22nd November 2012

Government money for Local Council Tax Scheme would create £514,000 funding gap

22nd November 2012

Bournemouth's Cabinet has recommended not to accept the Government's offer of additional grant funding to support the delivery of the new Local Council Tax Support Scheme because it would create a budget pressure on 2013/14 of over £½ million.

The scheme is being introduced because the government has cut Council Tax benefit funding to local authorities by 10 per cent from 2013/14, and requires councils to deliver a new system of Council Tax benefit applicable locally, for introduction in April 2013. This will mean that many people of working age are likely to receive no more than 80 per cent Council Tax Benefit, whilst ensuring that pensioners and the most vulnerable continue to be exempt from paying any Council Tax.

Despite cutting the amount of money available to local authorities to provide council tax benefit, the Government wants people to receive no less than 91.5 per cent benefit, and has offered a subsidy to councils, for one year only, to encourage that.

Under that arrangement, Bournemouth Council would receive from the Government £384,000 to meet the 91.5 per cent Council Tax Support level. However, to do this would cost £898,000 a funding gap of £514,000 which would have to be funded by the Council.

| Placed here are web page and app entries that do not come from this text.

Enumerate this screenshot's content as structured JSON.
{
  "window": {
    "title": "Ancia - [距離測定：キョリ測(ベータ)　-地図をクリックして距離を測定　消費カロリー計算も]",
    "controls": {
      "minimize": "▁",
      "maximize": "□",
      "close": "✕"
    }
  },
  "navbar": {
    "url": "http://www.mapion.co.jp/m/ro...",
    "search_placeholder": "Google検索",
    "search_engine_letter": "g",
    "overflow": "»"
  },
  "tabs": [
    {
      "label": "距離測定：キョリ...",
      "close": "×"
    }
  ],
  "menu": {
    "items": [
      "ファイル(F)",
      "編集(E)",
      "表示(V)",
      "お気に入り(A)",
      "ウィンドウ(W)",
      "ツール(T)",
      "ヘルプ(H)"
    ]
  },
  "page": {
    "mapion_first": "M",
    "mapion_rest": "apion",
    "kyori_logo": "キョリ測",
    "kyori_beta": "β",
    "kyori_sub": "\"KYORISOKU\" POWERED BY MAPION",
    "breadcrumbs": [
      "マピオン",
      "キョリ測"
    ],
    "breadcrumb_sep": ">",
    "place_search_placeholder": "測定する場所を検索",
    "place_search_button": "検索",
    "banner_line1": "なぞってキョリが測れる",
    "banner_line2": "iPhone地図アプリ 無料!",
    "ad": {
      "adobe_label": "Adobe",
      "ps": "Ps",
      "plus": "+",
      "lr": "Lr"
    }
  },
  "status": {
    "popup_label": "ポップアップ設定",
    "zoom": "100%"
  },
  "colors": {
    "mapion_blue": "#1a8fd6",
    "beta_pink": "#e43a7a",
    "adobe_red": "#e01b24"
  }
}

Therefore, Cabinet has recommended not to accept the one-off subsidy, and instead to continue with the proposed scheme, as put to the public in a recent consultation. Early indications from the public consultation show that residents do not want the cost of the new scheme to be met by cuts to other Council services or increases to Council Tax.

Councillor John Beesley, Leader of Bournemouth Council, said: In implementing the proposed scheme with a maximum benefit of 80 per cent, we are already facing a shortfall of £775,000 from April 2013. If we accept government's offer of additional funding for one year only this would further increase the shortfall, putting the Council's budget under severe pressure now and in the future which is unacceptable.

We know that this imposed change by government will have a significant detrimental benefit on some of our residents. To help mitigate that, consideration is now being given on how the Council might fund and operate a Local Welfare Assistance Fund from April 2013, to best support the most vulnerable in our community as a result of the Welfare Reform changes and the impact they may have on people.

At the same Cabinet meeting Council Tax exemptions and discount were also considered. As part of the government's support of the Localism agenda, local authorities are now able to set Council tax discount and exemptions and Cabinet has recommended a number of proposed changes:

Charge owners of second homes full Council Tax (owners of second homes currently receive a 10 per cent discount on their Council Tax).

Introduce a 50 per cent Council Tax charge for a maximum of 12 months on homes that are empty, unfurnished and under-going major repair work. (currently exempt from paying any Council Tax).

Owners of empty and unfurnished homes will be exempt from Council Tax for a maximum of three months (currently exempt from Council Tax for up to six months).

Charge a 150 per cent Council Tax on properties that are unoccupied and unfurnished for more than two years (currently the charge is full Council Tax).

The aim behind this approach is to act as a disincentive to maintaining empty properties, and instead encourage property owners to bring empty properties back into use as quickly as possible.

Any revenue raised from the discount and exemption changes will be used to offset the delivery of the Council's Local Council Tax Scheme through the proposed Local Welfare Assistance Fund.

Notes: The Department for Work and Pensions currently provides hardship grants and loans. From April 2013 it will be the responsibility of local authorities to provide a Welfare Assistance Fund for residents.